It’s a Matter of Style


Build your brand and prevent inappropriate messages by creating a guide for social media and other digital marketing.

Phone with social media icons.

Magazines like Sleep Savvy have a style guide that writers and editors follow to ensure the consistency and quality of the magazine. It dictates everything from whether to abbreviate or spell out North Carolina (spell it out) to the colors of department headers (for Tip Sheet, it’s a specific purple).

Without it, the magazine would appear sloppy — and, because of that, less professional and credible. Style guides also save time: A copy editor doesn’t have to debate if it should be “boxed bed” or “bed in a box.” (Sleep Savvy uses “boxed bed.”) 

You likely have a style guide that dictates the colors and fonts of your logo and other branding materials. If you don’t have one, you also could benefit from implementing a guide for marketing messages, including emails and social media. 

“(A style guide) informs your approach to multichannel content, which in turn shapes what people think of when they hear your name, what they tell others about your brand and how you make them feel,” says content specialist Lauren Cover in an article for Chicago-based social media branding firm Sprout.

When creating your guide, here are some factors to consider:

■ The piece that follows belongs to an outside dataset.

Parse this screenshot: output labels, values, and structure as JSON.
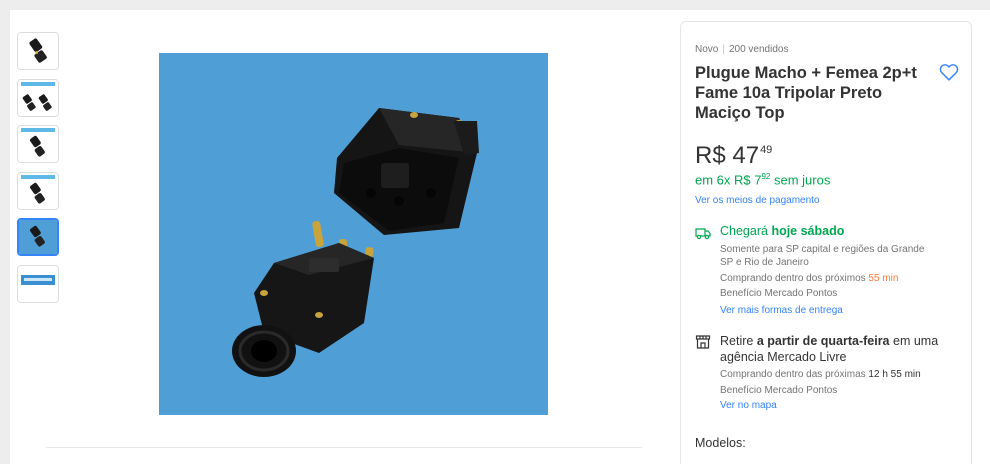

  • Tone: Is your store atmosphere casual and relaxed? Sophisticated and upscale? Your messages should match your brand’s overall vibe. Include in your style guide specific examples of language and tone that are right for your brand, as well as examples of those that aren’t. You may have slightly different guidelines for email blasts and social media posts, and that’s OK. Just make it clear for anyone crafting messages on your brand’s behalf.
  • Emojis and gifs: Do these have a place in your messaging? Are they OK on Instagram or in texts but not in emails? Your style guide should clarify which emojis and gifs are appropriate, as well as how and when they can be used.
  • Language: What do you want your stores called on first reference? Is it OK to shorten that to something else in a second reference? Are there certain words you always want capitalized? Your style guide should give direction on such matters.
  • Hashtags: Some brands use a lot of hashtags on social media. Others are more judicious. Which hashtags are most valuable to your brand? Explain which should be used, when they should be used and how they should be formatted. For instance, should they be placed in the primary Instagram post or in the comments? 
  • Format: How would you like posts to appear on your key social media channels? “Some brands like to use a specific format for sharing links, status updates or other types of posts,” Cover says. “For instance … Spotify takes a very quick and brief approach with their Instagram posts, keeping most of them to just two to three sentences, a few hashtags, an emoji and an artist-focused visual.” 

Giving your team direction will help to build and reinforce your brand’s position in your market.

Julie A. Palm is chief wordsmith at Palm Ink LLC and is a past editor in chief of BedTimes and Sleep Savvy magazines. You can contact her at